It would be nice if we could have files called
Marriage of Mary Angus Jones and Matthew Williams, 2nd Dec 1923 (William Angus is to Mary's right).jpg
But this meets only one of the criteria above, that of ''understandable filenames''. How can a computer know who got married? what their surnames are? and so on. And anyway because of the limitations of ''Portable Filenames'' we can't have file names like that. We have to drop the reliance on capitalisation, drop the spaces, drop the comma and drop the brackets. To be computer readable we need to separate the sections with a system of markers to indicate where the surname, event name etc are.
So what sections do we want to be able to identify? Here's a basic list that should be enough for most situation, remember that
GRAMPS stores the more complex information, we're just trying to give a useful structure to our files.
== Source events ==
The GEDCOM 5.5 standard defines so few events as to be useless. The
GRAMPS XML schema defines no events as these can be made by the user. This all seems fair enough since events are highly culture based. The situations where I think a set of events should be defined are those which will be connected with source records. GEDCOM has a reasonable group of those but they are heavily based in western christian culture. The solution must be language and culture dependent. Here's my list:
'''marriage''' is for an actual marriage event and all the associated documentation, including possible divorce and separation documentation.
This could be parsed (by
GRAMPS?) as the description:
This could be parsed (by
GRAMPS?) as the description:
= Gramps ID based =
This is another attempt by [[User:Duncan|Duncan Lithgow]] to find a good system. It is not
finshed so feel free to add comments and correct any obvious mistakes.
Here's the records we'll use as examples. They involve Mary Agnes Williams (daughter of John Williams and Anna Matthews). She married Anders Sørensen (son of Anders Sørensen and Anna ?) and they had a daughter Anna Sorensen, note the spelling change.

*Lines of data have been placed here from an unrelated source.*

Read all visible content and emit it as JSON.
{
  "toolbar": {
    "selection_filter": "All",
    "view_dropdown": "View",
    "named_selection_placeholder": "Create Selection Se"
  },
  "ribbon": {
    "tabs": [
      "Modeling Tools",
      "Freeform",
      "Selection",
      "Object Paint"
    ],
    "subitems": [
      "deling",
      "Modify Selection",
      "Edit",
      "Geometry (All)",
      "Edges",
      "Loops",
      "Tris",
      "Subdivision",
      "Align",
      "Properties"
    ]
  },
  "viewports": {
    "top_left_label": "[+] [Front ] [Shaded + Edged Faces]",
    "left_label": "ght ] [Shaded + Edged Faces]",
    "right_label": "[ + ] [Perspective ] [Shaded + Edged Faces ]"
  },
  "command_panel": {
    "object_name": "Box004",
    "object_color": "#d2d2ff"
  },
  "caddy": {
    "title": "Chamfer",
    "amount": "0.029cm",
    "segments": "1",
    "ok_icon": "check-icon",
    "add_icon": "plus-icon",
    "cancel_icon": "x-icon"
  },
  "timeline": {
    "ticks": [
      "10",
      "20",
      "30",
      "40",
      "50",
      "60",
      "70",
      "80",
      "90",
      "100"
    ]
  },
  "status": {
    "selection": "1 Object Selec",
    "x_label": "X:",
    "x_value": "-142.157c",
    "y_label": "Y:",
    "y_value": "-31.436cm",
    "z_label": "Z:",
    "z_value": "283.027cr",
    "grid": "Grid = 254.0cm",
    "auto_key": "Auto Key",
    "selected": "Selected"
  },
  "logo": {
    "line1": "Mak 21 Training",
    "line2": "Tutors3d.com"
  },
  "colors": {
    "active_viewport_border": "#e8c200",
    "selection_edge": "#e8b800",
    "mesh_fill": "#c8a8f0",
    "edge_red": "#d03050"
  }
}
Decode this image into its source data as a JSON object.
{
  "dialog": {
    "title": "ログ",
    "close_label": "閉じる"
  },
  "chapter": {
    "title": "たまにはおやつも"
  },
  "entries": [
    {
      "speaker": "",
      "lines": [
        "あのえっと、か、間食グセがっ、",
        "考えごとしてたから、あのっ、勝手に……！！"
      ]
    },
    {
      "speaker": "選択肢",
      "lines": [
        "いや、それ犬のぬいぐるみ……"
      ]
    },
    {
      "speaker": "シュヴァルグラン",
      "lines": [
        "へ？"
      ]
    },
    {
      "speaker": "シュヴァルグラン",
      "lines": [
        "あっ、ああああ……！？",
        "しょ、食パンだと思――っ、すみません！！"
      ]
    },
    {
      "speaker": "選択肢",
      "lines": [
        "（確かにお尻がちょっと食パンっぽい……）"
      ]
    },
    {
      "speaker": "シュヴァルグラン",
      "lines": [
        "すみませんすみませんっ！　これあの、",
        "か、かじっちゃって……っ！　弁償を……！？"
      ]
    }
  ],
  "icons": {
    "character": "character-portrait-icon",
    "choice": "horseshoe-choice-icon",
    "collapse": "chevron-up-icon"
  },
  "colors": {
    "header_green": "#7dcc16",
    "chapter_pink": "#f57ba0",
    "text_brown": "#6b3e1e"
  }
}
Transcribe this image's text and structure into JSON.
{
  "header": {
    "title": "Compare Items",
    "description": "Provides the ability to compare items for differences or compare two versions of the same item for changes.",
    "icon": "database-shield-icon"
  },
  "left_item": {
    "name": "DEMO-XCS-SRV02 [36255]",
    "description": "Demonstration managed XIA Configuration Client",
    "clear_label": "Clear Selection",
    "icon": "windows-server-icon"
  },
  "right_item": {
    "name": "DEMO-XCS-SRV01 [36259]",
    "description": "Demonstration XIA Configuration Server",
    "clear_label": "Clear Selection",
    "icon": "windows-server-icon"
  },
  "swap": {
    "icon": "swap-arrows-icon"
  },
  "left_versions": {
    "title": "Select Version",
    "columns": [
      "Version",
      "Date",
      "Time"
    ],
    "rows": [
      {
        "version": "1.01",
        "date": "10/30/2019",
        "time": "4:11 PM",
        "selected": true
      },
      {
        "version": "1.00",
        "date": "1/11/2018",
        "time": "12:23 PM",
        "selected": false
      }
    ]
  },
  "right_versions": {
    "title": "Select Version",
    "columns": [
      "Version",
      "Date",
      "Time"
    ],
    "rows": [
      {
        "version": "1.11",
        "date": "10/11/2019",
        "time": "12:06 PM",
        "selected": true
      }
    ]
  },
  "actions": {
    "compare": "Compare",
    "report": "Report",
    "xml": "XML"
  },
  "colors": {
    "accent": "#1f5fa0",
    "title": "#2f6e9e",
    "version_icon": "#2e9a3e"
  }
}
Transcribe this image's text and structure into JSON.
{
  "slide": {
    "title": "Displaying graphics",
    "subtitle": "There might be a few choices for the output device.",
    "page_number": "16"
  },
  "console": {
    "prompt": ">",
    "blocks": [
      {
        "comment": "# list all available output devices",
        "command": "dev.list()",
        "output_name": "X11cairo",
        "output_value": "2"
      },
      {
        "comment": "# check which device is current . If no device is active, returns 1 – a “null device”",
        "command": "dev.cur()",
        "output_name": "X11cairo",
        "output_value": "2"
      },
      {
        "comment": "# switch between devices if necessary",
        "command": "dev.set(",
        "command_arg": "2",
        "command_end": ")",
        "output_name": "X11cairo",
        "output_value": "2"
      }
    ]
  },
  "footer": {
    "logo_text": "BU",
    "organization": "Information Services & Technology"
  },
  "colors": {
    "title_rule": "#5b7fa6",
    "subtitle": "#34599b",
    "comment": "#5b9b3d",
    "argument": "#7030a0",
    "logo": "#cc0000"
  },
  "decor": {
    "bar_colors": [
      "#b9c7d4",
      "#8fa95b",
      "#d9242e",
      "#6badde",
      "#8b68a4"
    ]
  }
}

== Record types ==
The record types tell us what the record is about.
GRAMPS ID's use the first character to denote the type of item the ID refers to. Sticking to something already thought and taking the most relevant ones to stored records these can be used as the following tags for record types:
* I-- Individual
One possible shortcoming of using an event and/or individual based naming strategy is that it could "clash" with the relation between a filename and the source. This only applies to filenames that are a representation of a specific part of a source.
An example: having found the baptism record of Anna in page 51v of the 1843-1850 Baptism book of a certain Church we save the image (which displays pages 50v and 51f, i.e. it is an image of the "open book") and name it something like BAP--Anna--1850.png (just an example, any individual and role based mechanism will
yeld similar results). This works fine and allows one to easily extrapolate information from the file name.
However, we latter find that in the exact same page, but a few paragraphs below, we have the baptism record of another individual, from another part of the family tree. While we can simply use the original file it wouldn't convey the right information. We can duplicate the file, but that doesn't make much sense, especially since when adding the file to the Source gallery we would end up with a duplicate, which makes little sense.
One way to deal with this is to use a purely source-based approach in naming the files. The downside is that event and individual information can't be gleaned by looking at the file name - one would have to use
GRAMPS itself to maintain the appropriate relations, which is after all something that is part of the source referencing work that should be done. On the other hand, and when talking about Sources that are books, it allows for easy grouping of content related to the same source, e.g. all the relevante pages on a certain book. An example filename would be "PBL--BAP3--F51-52.png", where PBL is the short name of the source author and BAP3 the short name of the specific source. Longer, more descriptive filenames could be used by using full names instead of codes .
= See also =
* [[Organise your records]]
= External links =
* [http://whatdoiknow.org/archives/000442.shtml File Naming / Organization Methods?] from [http://whatdoiknow.org What do I know?]